In any case, since my first 19,000 mi (31,000 km), I've added another 15,000 mi (24,000 km) for a total of over 34,000 mi (55,000 km). And of course 19,000 mi (31,000 km) divided by 12 months comes to about 1,500 mi (2,400 km) per month of average driving, which is where my favorite statistic derives its other value.
Folks, this is a round-about way of getting to a correction I wanted to make in my broadcast interview. I somewhat erroneously stated my annual electric cost was near $200. Clearly $25 × 12 months is $300, not $200. But then, as you can see from Table 2, I actually pay a little less than $25 per month, and thus less per year, which is why I was thinking about $200. In fact, if you sum the last 12 rows of the table, you get an exact cost of $261.21, closer to $300 than $200, to be sure, but then that's what I meant by near, as long as near classifies about 31%. ☺
$261.21 doesn't equal $486.66

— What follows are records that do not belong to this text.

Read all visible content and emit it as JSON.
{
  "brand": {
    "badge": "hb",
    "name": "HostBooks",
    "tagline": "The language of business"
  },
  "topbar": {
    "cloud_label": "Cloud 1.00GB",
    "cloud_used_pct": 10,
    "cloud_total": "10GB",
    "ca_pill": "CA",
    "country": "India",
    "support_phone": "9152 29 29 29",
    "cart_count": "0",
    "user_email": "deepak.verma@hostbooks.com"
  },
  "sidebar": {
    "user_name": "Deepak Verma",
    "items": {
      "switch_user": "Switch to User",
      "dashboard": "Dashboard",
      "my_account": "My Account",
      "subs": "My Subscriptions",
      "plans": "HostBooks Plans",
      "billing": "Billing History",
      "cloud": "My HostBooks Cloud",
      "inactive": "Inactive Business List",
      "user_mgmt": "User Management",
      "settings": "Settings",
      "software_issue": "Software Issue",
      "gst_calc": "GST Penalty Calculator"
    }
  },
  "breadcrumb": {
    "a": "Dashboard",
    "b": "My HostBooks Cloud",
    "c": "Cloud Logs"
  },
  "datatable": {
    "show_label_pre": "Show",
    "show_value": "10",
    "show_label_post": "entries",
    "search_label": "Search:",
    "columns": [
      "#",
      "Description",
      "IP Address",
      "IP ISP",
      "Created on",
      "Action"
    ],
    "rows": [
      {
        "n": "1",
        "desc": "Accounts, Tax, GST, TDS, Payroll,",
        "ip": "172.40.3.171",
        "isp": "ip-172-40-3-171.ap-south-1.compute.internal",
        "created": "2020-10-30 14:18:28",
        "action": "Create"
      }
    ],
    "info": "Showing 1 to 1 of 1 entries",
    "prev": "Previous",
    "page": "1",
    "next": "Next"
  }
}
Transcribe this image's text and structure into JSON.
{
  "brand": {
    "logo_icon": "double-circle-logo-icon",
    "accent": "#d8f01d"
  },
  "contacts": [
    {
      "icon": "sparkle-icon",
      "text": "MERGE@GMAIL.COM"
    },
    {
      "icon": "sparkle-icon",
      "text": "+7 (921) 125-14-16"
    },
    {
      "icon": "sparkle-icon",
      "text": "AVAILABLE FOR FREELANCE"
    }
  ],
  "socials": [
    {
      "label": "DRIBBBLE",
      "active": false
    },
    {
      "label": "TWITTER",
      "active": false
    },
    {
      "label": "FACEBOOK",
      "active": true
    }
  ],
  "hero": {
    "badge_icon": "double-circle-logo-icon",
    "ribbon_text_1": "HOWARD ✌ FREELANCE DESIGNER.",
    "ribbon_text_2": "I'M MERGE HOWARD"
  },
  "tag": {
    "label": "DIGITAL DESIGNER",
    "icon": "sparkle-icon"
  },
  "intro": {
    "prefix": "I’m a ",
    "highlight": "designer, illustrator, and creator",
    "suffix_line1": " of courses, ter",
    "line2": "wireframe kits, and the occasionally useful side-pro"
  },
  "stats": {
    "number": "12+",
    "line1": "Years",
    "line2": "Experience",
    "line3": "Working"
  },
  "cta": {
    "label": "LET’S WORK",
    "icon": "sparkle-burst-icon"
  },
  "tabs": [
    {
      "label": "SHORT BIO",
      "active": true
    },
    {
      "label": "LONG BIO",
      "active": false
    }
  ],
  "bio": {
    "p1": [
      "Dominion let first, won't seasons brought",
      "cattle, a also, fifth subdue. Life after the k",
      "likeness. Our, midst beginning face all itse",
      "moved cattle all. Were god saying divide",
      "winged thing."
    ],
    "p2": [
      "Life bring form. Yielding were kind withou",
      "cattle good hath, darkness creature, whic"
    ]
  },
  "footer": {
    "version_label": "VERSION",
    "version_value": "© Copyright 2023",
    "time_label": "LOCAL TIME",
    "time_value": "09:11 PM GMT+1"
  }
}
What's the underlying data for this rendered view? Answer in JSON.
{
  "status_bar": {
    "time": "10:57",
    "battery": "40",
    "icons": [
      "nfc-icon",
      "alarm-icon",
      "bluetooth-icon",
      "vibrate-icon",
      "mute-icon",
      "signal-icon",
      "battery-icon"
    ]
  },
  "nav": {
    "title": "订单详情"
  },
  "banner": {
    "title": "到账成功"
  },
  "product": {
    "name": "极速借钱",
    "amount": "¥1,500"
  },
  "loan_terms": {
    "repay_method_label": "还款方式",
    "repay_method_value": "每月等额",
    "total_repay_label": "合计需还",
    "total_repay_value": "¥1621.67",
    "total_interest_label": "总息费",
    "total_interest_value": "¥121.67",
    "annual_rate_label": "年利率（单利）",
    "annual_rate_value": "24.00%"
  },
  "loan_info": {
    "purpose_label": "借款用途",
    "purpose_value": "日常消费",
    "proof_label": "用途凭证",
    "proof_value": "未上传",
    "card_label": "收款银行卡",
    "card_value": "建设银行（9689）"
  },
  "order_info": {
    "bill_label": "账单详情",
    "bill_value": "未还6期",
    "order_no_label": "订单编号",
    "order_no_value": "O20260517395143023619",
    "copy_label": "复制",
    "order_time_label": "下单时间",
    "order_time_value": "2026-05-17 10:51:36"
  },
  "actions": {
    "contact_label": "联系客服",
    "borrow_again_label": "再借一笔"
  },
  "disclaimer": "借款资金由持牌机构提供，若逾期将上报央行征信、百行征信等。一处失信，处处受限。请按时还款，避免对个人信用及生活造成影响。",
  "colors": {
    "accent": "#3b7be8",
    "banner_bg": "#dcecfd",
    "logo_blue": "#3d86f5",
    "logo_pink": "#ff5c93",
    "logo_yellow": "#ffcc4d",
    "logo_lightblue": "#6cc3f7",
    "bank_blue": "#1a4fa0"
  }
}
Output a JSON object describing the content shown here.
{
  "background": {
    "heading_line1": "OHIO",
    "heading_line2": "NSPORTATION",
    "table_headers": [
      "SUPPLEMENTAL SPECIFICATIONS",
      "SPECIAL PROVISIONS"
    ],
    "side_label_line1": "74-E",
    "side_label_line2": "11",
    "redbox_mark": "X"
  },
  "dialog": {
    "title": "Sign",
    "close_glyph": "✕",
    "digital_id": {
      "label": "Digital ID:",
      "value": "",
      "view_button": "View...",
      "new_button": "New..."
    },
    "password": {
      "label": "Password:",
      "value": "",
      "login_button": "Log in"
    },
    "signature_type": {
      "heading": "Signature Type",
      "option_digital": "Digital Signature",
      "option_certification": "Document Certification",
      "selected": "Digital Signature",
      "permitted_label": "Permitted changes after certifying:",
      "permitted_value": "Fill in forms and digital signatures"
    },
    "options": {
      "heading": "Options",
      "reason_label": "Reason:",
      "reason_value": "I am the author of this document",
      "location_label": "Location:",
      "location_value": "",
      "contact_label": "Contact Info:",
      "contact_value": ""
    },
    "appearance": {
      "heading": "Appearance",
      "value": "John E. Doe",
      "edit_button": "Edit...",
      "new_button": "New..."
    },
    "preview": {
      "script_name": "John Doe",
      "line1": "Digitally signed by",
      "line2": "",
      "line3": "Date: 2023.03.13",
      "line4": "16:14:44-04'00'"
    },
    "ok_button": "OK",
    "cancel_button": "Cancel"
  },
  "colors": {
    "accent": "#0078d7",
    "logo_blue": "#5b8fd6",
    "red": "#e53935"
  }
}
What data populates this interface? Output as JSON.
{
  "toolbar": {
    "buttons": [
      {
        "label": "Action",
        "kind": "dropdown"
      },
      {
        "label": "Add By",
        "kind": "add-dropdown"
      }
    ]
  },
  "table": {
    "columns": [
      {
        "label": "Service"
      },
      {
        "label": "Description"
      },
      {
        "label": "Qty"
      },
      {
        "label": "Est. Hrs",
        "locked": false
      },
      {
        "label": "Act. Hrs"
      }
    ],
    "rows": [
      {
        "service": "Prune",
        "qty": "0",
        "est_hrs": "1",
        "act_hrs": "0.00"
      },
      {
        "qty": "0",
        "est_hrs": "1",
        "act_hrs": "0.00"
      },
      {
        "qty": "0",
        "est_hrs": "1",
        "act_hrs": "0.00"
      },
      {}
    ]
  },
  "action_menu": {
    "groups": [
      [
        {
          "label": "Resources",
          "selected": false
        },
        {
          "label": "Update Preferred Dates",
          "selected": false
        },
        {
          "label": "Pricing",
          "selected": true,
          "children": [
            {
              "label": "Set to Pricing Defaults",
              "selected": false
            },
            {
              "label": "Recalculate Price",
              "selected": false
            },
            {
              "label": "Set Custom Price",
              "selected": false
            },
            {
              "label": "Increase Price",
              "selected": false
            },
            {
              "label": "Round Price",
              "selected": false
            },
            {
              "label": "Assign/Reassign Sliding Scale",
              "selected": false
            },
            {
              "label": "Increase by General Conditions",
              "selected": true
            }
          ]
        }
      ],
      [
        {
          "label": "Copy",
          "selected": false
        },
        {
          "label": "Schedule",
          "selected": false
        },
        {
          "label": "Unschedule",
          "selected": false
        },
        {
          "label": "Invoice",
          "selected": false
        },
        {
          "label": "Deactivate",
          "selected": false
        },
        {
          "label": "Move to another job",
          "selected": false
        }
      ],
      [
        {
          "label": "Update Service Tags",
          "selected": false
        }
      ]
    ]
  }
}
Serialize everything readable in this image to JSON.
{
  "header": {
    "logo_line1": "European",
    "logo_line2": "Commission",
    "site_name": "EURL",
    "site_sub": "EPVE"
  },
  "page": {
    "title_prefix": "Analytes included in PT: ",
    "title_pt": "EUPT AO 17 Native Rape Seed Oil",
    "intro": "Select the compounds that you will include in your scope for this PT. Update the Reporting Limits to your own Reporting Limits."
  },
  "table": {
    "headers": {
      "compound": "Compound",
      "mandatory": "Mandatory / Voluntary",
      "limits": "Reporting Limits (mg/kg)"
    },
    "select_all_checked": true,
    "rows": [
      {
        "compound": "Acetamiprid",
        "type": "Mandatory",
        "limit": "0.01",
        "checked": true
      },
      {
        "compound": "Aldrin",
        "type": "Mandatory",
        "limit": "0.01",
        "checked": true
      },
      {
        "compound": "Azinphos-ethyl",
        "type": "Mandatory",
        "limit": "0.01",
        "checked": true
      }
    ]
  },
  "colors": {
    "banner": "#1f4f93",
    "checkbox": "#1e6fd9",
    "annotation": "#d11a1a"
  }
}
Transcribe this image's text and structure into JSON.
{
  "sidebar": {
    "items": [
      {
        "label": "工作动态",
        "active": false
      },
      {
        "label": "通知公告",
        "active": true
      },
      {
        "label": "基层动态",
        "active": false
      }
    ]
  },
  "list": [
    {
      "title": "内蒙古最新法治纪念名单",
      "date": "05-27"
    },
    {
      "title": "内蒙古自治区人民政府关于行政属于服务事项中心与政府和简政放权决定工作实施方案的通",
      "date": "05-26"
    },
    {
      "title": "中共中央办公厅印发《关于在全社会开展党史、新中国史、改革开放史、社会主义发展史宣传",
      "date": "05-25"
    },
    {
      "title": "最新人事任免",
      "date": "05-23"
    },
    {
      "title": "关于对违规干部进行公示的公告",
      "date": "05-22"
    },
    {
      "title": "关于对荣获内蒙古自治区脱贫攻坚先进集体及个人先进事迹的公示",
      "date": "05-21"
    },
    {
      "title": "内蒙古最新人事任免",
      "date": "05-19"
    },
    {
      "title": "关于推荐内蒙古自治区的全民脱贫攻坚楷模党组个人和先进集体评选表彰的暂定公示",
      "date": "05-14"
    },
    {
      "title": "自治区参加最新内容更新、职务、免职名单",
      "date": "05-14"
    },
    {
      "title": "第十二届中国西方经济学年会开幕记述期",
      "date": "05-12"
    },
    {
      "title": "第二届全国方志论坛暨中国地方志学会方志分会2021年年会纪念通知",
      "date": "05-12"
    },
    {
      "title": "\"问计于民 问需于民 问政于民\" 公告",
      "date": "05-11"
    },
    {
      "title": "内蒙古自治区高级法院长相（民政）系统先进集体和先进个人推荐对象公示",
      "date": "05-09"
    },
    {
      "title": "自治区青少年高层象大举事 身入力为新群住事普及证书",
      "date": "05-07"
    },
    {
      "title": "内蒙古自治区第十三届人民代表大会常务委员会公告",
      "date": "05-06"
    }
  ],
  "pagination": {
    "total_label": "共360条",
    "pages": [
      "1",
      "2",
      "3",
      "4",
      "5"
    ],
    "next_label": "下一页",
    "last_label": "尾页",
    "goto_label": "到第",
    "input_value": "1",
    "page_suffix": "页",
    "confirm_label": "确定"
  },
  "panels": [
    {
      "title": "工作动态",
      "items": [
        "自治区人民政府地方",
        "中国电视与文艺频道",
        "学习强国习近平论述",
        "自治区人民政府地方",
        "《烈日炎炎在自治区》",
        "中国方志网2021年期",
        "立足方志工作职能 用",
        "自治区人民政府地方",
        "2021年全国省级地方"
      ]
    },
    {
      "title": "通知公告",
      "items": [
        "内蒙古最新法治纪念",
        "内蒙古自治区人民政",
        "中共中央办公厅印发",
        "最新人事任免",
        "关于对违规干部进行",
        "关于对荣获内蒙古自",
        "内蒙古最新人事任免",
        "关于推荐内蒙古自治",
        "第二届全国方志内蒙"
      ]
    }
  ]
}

Back in October of 2011 I estimated my annual cost to run CO2 Fre would be $486.66. As you can see above, however, it's turning out to be substantially less than that. Part of the discrepancy stems from not taking into account vacations like my UK trip or CO2 Fre's stint in the D.C. Auto Show earlier this year. Falling Electric Fuel costs have also contributed, but the main effect is that I just drive less in my EV than I did in my old ICE (Internal Combustion Engine) Vehicle. I do probably drive just as much or even more around town with my LEAF, but when you cut out the odd trip to New York or Asheville, NC, you cut out a lot of the miles I used to drive in my old car. Those kind of trips are just too impractical in my LEAF. I could, to be sure, probably make it to Rehoboth Beach, all be it with about a 5 hour layover on the way, maybe 2, but the number of 5 hours stopovers to get to New York are just not practical. Maybe with more CHAdeMO, this'd be different—and thanks to eVgo more CHAdeMO is coming to the area, and quickly—but for now, my range is about 70 mi (113 km) one-way from my home for any comfortable day trip. But even then, I'd not be charging at home so those costs wouldn't be reflected in my Dominion data.
I just hope even if you can't see my segment on the Arlington Weekly News that everyone, whether you have an EV or not, try to make one of this year's International Plug-In Day events! This is your Northern Virginia PiD Captain, signing out—take care and let those electrons roll!